§ Aim of the exercise: When you repeat the entries, reproduce each line exactly and omit every picture.

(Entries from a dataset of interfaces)
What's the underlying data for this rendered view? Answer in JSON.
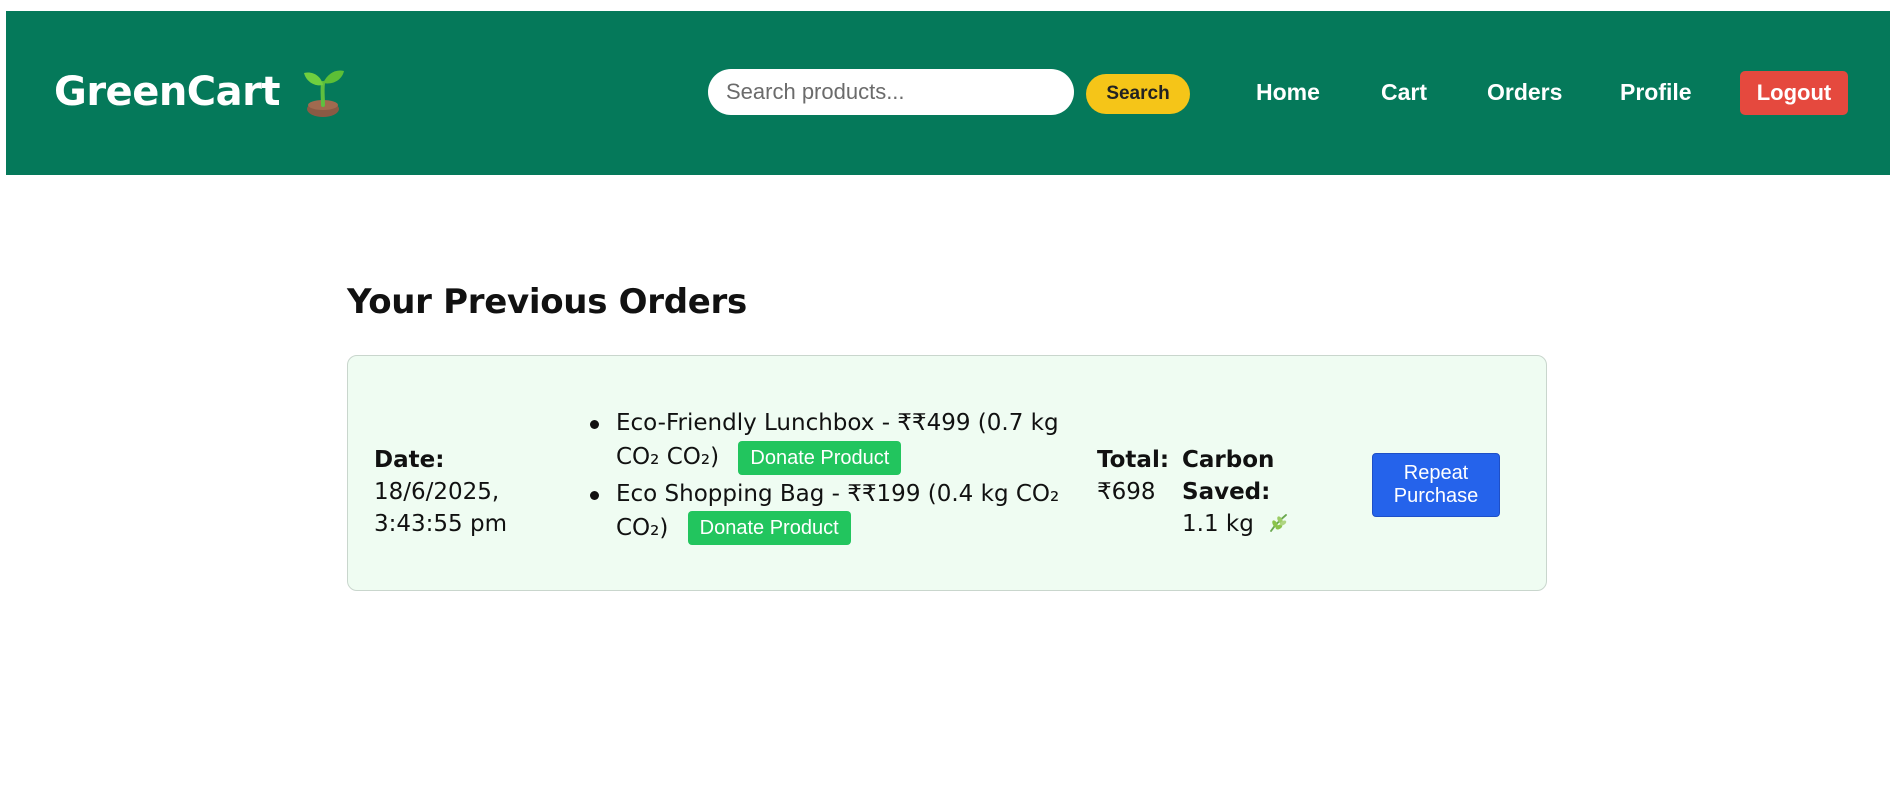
{
  "header": {
    "brand": "GreenCart",
    "search": {
      "placeholder": "Search products...",
      "button_label": "Search"
    },
    "nav": [
      "Home",
      "Cart",
      "Orders",
      "Profile"
    ],
    "logout_label": "Logout"
  },
  "main": {
    "title": "Your Previous Orders",
    "orders": [
      {
        "date_label": "Date:",
        "date_value": "18/6/2025, 3:43:55 pm",
        "items": [
          {
            "text": "Eco-Friendly Lunchbox - ₹₹499 (0.7 kg CO₂ CO₂)",
            "donate_label": "Donate Product"
          },
          {
            "text": "Eco Shopping Bag - ₹₹199 (0.4 kg CO₂ CO₂)",
            "donate_label": "Donate Product"
          }
        ],
        "total_label": "Total:",
        "total_value": "₹698",
        "carbon_label": "Carbon Saved:",
        "carbon_value": "1.1 kg",
        "repeat_label": "Repeat Purchase"
      }
    ]
  },
  "colors": {
    "header_bg": "#05795a",
    "search_button": "#f5c518",
    "logout_button": "#e5493e",
    "donate_button": "#22c55e",
    "repeat_button": "#2563eb",
    "card_bg": "#effcf2"
  },
  "icons": {
    "brand": "seedling-icon",
    "carbon": "herb-leaf-icon"
  }
}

§ Result of the task:
What's the underlying data for this rendered view? Answer in JSON.
{
  "header": {
    "brand": "GreenCart",
    "search": {
      "placeholder": "Search products...",
      "button_label": "Search"
    },
    "nav": [
      "Home",
      "Cart",
      "Orders",
      "Profile"
    ],
    "logout_label": "Logout"
  },
  "main": {
    "title": "Your Previous Orders",
    "orders": [
      {
        "date_label": "Date:",
        "date_value": "18/6/2025, 3:43:55 pm",
        "items": [
          {
            "text": "Eco-Friendly Lunchbox - ₹₹499 (0.7 kg CO₂ CO₂)",
            "donate_label": "Donate Product"
          },
          {
            "text": "Eco Shopping Bag - ₹₹199 (0.4 kg CO₂ CO₂)",
            "donate_label": "Donate Product"
          }
        ],
        "total_label": "Total:",
        "total_value": "₹698",
        "carbon_label": "Carbon Saved:",
        "carbon_value": "1.1 kg",
        "repeat_label": "Repeat Purchase"
      }
    ]
  },
  "colors": {
    "header_bg": "#05795a",
    "search_button": "#f5c518",
    "logout_button": "#e5493e",
    "donate_button": "#22c55e",
    "repeat_button": "#2563eb",
    "card_bg": "#effcf2"
  },
  "icons": {
    "brand": "seedling-icon",
    "carbon": "herb-leaf-icon"
  }
}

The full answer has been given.